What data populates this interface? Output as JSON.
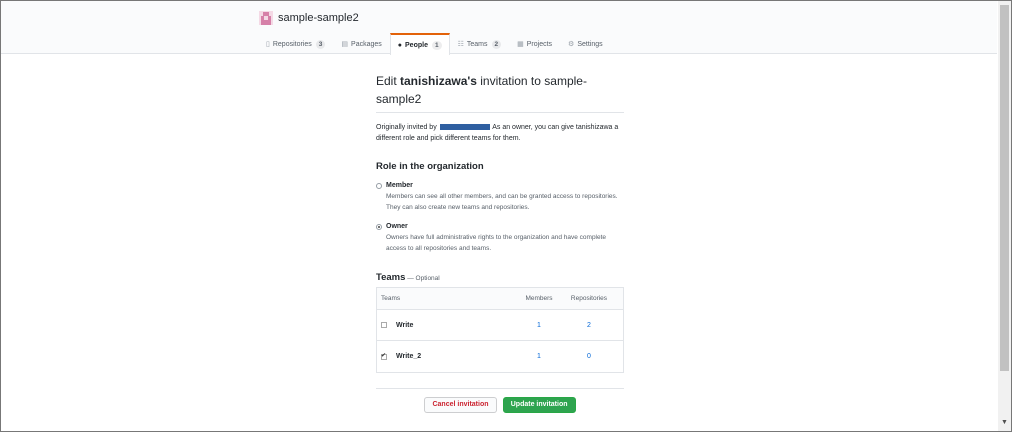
{
  "org": {
    "name": "sample-sample2"
  },
  "tabs": [
    {
      "icon": "▯",
      "label": "Repositories",
      "count": "3"
    },
    {
      "icon": "▤",
      "label": "Packages",
      "count": ""
    },
    {
      "icon": "👤",
      "label": "People",
      "count": "1"
    },
    {
      "icon": "☷",
      "label": "Teams",
      "count": "2"
    },
    {
      "icon": "▦",
      "label": "Projects",
      "count": ""
    },
    {
      "icon": "⚙",
      "label": "Settings",
      "count": ""
    }
  ],
  "page": {
    "title_prefix": "Edit ",
    "title_user": "tanishizawa's",
    "title_suffix": " invitation to sample-sample2",
    "invited_prefix": "Originally invited by",
    "invited_suffix": " As an owner, you can give tanishizawa a different role and pick different teams for them."
  },
  "roles": {
    "heading": "Role in the organization",
    "member": {
      "name": "Member",
      "desc": "Members can see all other members, and can be granted access to repositories. They can also create new teams and repositories."
    },
    "owner": {
      "name": "Owner",
      "desc": "Owners have full administrative rights to the organization and have complete access to all repositories and teams."
    }
  },
  "teams": {
    "heading": "Teams",
    "optional": " — Optional",
    "columns": {
      "teams": "Teams",
      "members": "Members",
      "repos": "Repositories"
    },
    "rows": [
      {
        "name": "Write",
        "members": "1",
        "repos": "2",
        "checked": false
      },
      {
        "name": "Write_2",
        "members": "1",
        "repos": "0",
        "checked": true
      }
    ]
  },
  "actions": {
    "cancel": "Cancel invitation",
    "update": "Update invitation"
  },
  "colors": {
    "accent": "#e36209",
    "link": "#0366d6",
    "primary": "#2ea44f",
    "danger": "#cb2431"
  }
}
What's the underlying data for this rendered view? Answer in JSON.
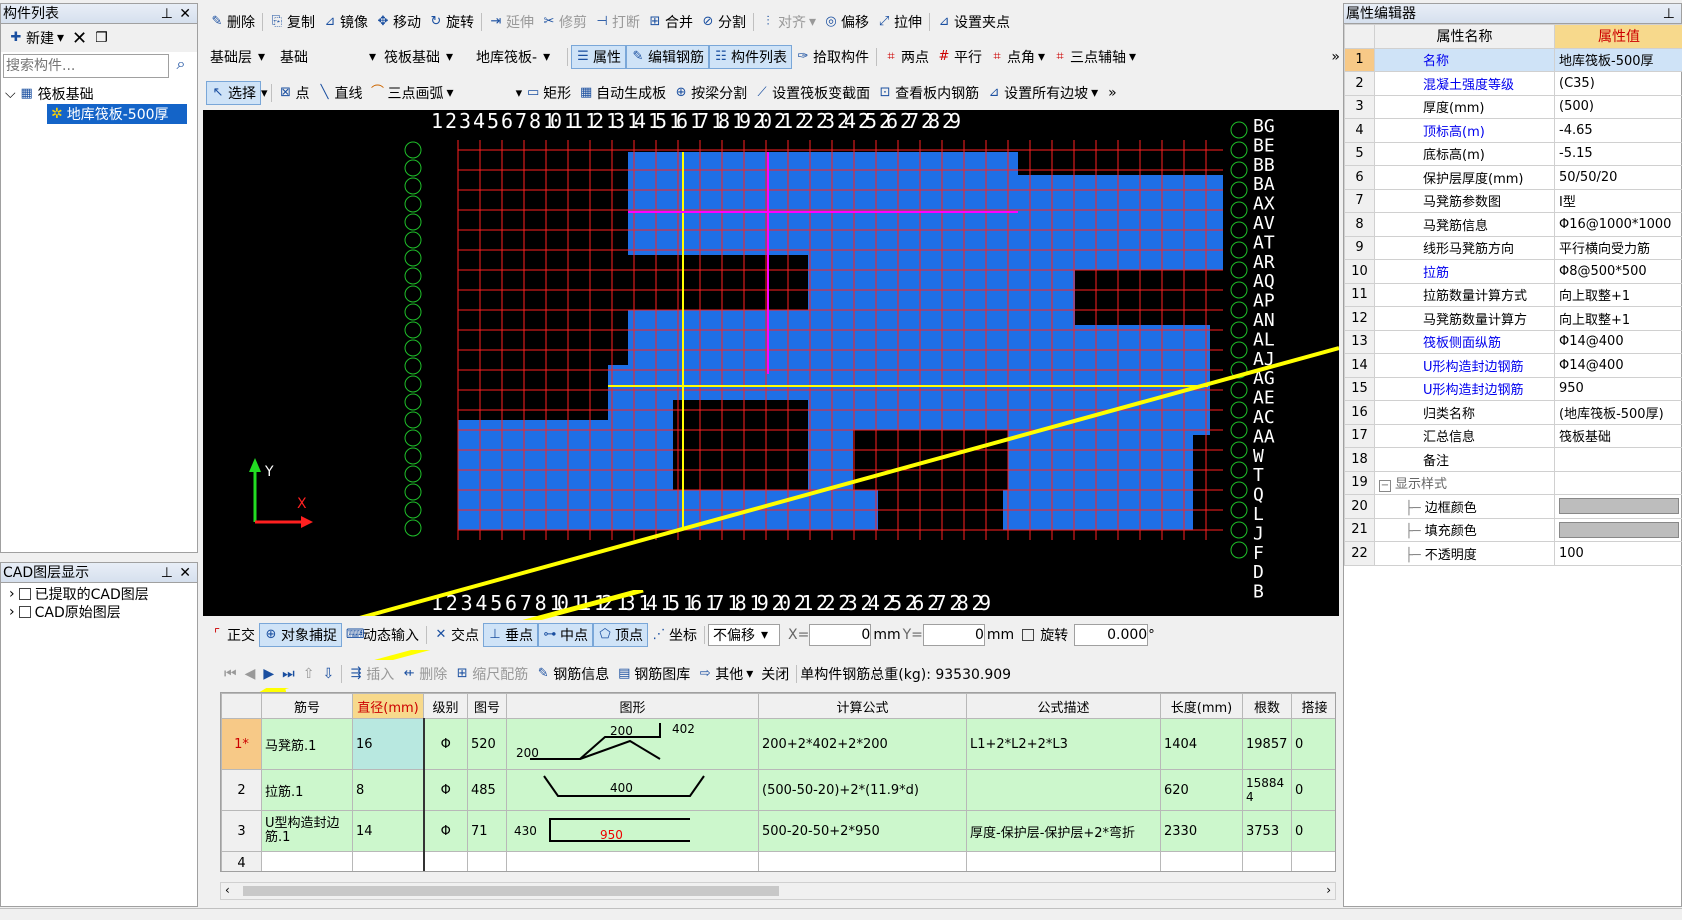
{
  "left_panel": {
    "title": "构件列表",
    "new_label": "新建",
    "search_placeholder": "搜索构件...",
    "tree_root": "筏板基础",
    "tree_child": "地库筏板-500厚"
  },
  "cad_panel": {
    "title": "CAD图层显示",
    "items": [
      "已提取的CAD图层",
      "CAD原始图层"
    ]
  },
  "toolbar1": [
    "删除",
    "复制",
    "镜像",
    "移动",
    "旋转",
    "延伸",
    "修剪",
    "打断",
    "合并",
    "分割",
    "对齐",
    "偏移",
    "拉伸",
    "设置夹点"
  ],
  "toolbar2": {
    "selects": [
      "基础层",
      "基础",
      "筏板基础",
      "地库筏板-"
    ],
    "buttons": [
      "属性",
      "编辑钢筋",
      "构件列表",
      "拾取构件",
      "两点",
      "平行",
      "点角",
      "三点辅轴"
    ]
  },
  "toolbar3": [
    "选择",
    "点",
    "直线",
    "三点画弧",
    "矩形",
    "自动生成板",
    "按梁分割",
    "设置筏板变截面",
    "查看板内钢筋",
    "设置所有边坡"
  ],
  "snapbar": {
    "buttons": [
      "正交",
      "对象捕捉",
      "动态输入",
      "交点",
      "垂点",
      "中点",
      "顶点",
      "坐标"
    ],
    "offset_select": "不偏移",
    "x_label": "X=",
    "x_value": "0",
    "y_label": "Y=",
    "y_value": "0",
    "unit": "mm",
    "rotate_label": "旋转",
    "rotate_value": "0.000",
    "degree": "°"
  },
  "rebar_toolbar": {
    "buttons": [
      "插入",
      "删除",
      "缩尺配筋",
      "钢筋信息",
      "钢筋图库",
      "其他",
      "关闭"
    ],
    "total": "单构件钢筋总重(kg): 93530.909"
  },
  "rebar_table": {
    "headers": [
      "",
      "筋号",
      "直径(mm)",
      "级别",
      "图号",
      "图形",
      "计算公式",
      "公式描述",
      "长度(mm)",
      "根数",
      "搭接"
    ],
    "rows": [
      {
        "idx": "1*",
        "name": "马凳筋.1",
        "dia": "16",
        "grade": "Φ",
        "fig": "520",
        "shape": [
          "200",
          "402",
          "200"
        ],
        "formula": "200+2*402+2*200",
        "desc": "L1+2*L2+2*L3",
        "len": "1404",
        "count": "19857",
        "lap": "0"
      },
      {
        "idx": "2",
        "name": "拉筋.1",
        "dia": "8",
        "grade": "Φ",
        "fig": "485",
        "shape": [
          "400"
        ],
        "formula": "(500-50-20)+2*(11.9*d)",
        "desc": "",
        "len": "620",
        "count": "158844",
        "lap": "0"
      },
      {
        "idx": "3",
        "name": "U型构造封边筋.1",
        "dia": "14",
        "grade": "Φ",
        "fig": "71",
        "shape": [
          "430",
          "950"
        ],
        "formula": "500-20-50+2*950",
        "desc": "厚度-保护层-保护层+2*弯折",
        "len": "2330",
        "count": "3753",
        "lap": "0"
      },
      {
        "idx": "4",
        "name": "",
        "dia": "",
        "grade": "",
        "fig": "",
        "shape": [],
        "formula": "",
        "desc": "",
        "len": "",
        "count": "",
        "lap": ""
      }
    ]
  },
  "property_panel": {
    "title": "属性编辑器",
    "col_name": "属性名称",
    "col_value": "属性值",
    "rows": [
      {
        "n": "1",
        "name": "名称",
        "value": "地库筏板-500厚"
      },
      {
        "n": "2",
        "name": "混凝土强度等级",
        "value": "(C35)"
      },
      {
        "n": "3",
        "name": "厚度(mm)",
        "value": "(500)"
      },
      {
        "n": "4",
        "name": "顶标高(m)",
        "value": "-4.65"
      },
      {
        "n": "5",
        "name": "底标高(m)",
        "value": "-5.15"
      },
      {
        "n": "6",
        "name": "保护层厚度(mm)",
        "value": "50/50/20"
      },
      {
        "n": "7",
        "name": "马凳筋参数图",
        "value": "Ⅰ型"
      },
      {
        "n": "8",
        "name": "马凳筋信息",
        "value": "Φ16@1000*1000"
      },
      {
        "n": "9",
        "name": "线形马凳筋方向",
        "value": "平行横向受力筋"
      },
      {
        "n": "10",
        "name": "拉筋",
        "value": "Φ8@500*500"
      },
      {
        "n": "11",
        "name": "拉筋数量计算方式",
        "value": "向上取整+1"
      },
      {
        "n": "12",
        "name": "马凳筋数量计算方",
        "value": "向上取整+1"
      },
      {
        "n": "13",
        "name": "筏板侧面纵筋",
        "value": "Φ14@400"
      },
      {
        "n": "14",
        "name": "U形构造封边钢筋",
        "value": "Φ14@400"
      },
      {
        "n": "15",
        "name": "U形构造封边钢筋",
        "value": "950"
      },
      {
        "n": "16",
        "name": "归类名称",
        "value": "(地库筏板-500厚)"
      },
      {
        "n": "17",
        "name": "汇总信息",
        "value": "筏板基础"
      },
      {
        "n": "18",
        "name": "备注",
        "value": ""
      },
      {
        "n": "19",
        "name": "显示样式",
        "value": ""
      },
      {
        "n": "20",
        "name": "边框颜色",
        "value": ""
      },
      {
        "n": "21",
        "name": "填充颜色",
        "value": ""
      },
      {
        "n": "22",
        "name": "不透明度",
        "value": "100"
      }
    ]
  },
  "canvas": {
    "axis_top": "1 2 3 4 5 6 7 8 10 11 12 13 14 15 16 17 18 19 20 21 22 23 24 25 26 27 28 29",
    "axis_right": [
      "BG",
      "BE",
      "BB",
      "BA",
      "AX",
      "AV",
      "AT",
      "AR",
      "AQ",
      "AP",
      "AN",
      "AL",
      "AJ",
      "AG",
      "AE",
      "AC",
      "AA",
      "W",
      "T",
      "Q",
      "L",
      "J",
      "F",
      "D",
      "B"
    ],
    "y_label": "Y",
    "x_label": "X"
  },
  "colors": {
    "slab_blue": "#1e6fe6",
    "grid_red": "#ff2020",
    "bg_black": "#000000",
    "row_green": "#ccf7cc",
    "arrow_yellow": "#ffff00"
  }
}
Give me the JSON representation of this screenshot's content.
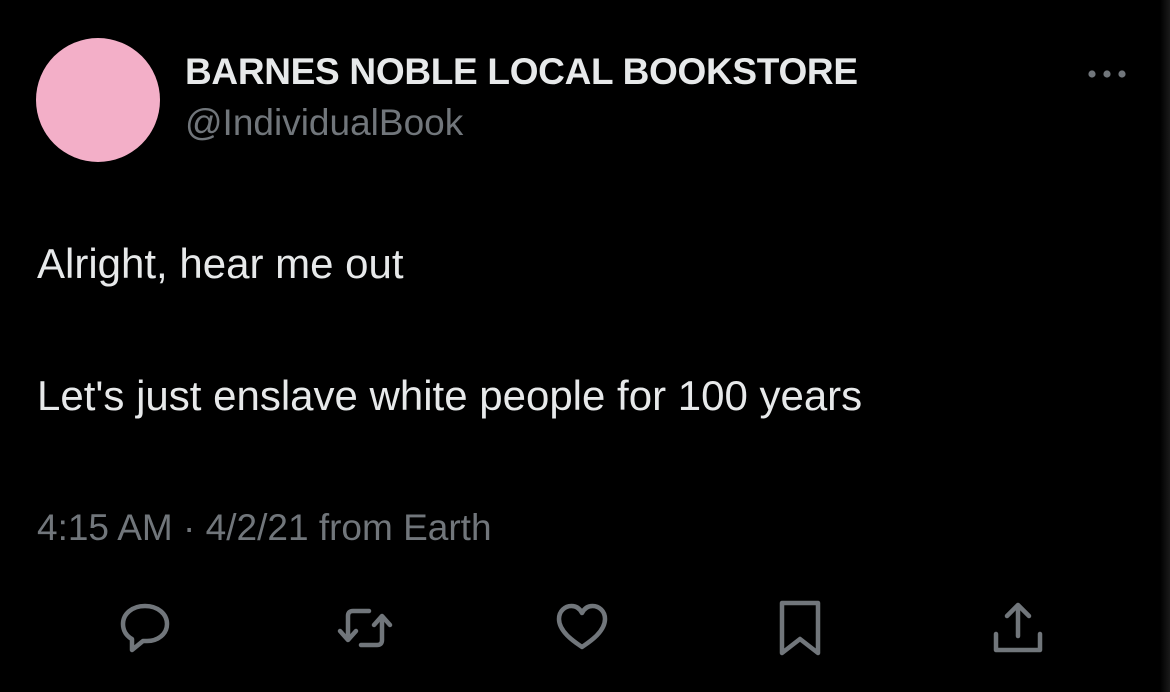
{
  "tweet": {
    "display_name": "BARNES NOBLE LOCAL BOOKSTORE",
    "handle": "@IndividualBook",
    "text_line_1": "Alright, hear me out",
    "text_line_2": "Let's just enslave white people for 100 years",
    "time": "4:15 AM",
    "separator": "·",
    "date": "4/2/21",
    "source": "from Earth"
  },
  "icons": {
    "more": "more-horizontal-icon",
    "reply": "reply-icon",
    "retweet": "retweet-icon",
    "like": "heart-icon",
    "bookmark": "bookmark-icon",
    "share": "share-icon"
  },
  "colors": {
    "background": "#000000",
    "primary_text": "#e7e9ea",
    "secondary_text": "#71767b",
    "avatar": "#f3afc8",
    "icon": "#71767b"
  }
}
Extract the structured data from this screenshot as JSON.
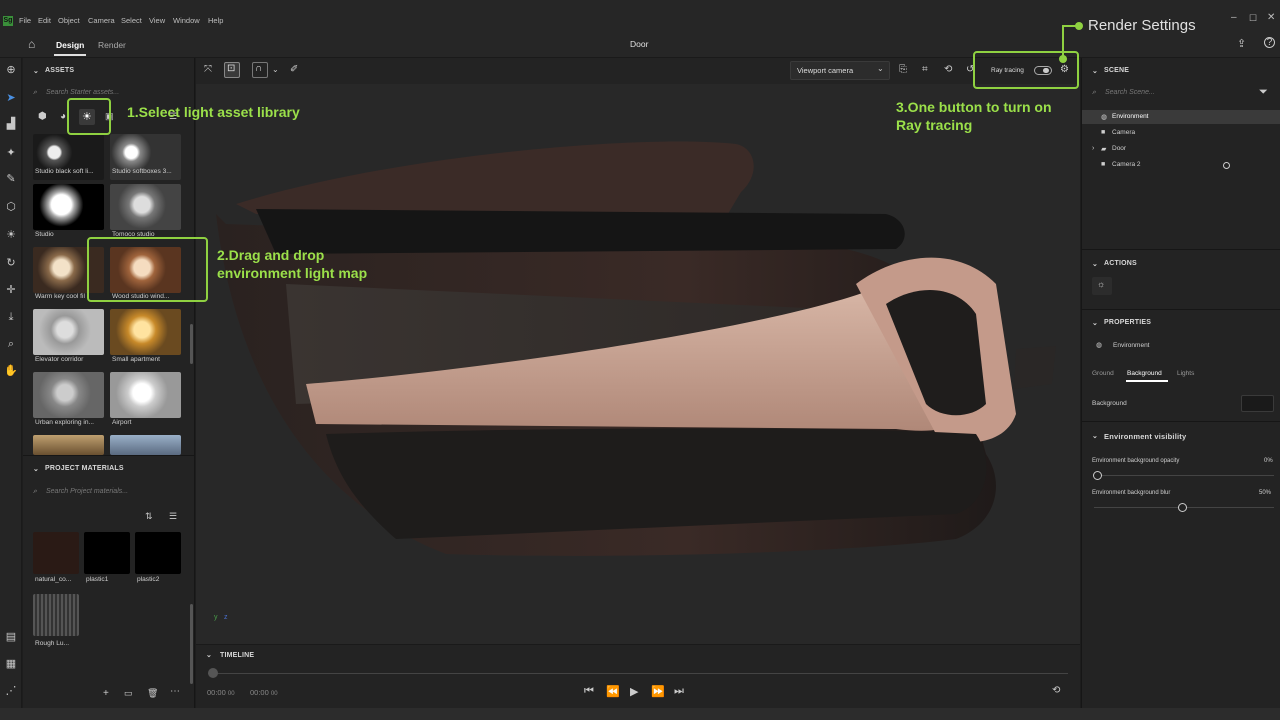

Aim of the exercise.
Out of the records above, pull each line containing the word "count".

Task answer.
      "count": "3"
      "count": ""
      "count": "1"
      "count": "2"
      "count": ""
      "count": ""
        "count": "19857",
        "count": "158844",
        "count": "3753",
        "count": "",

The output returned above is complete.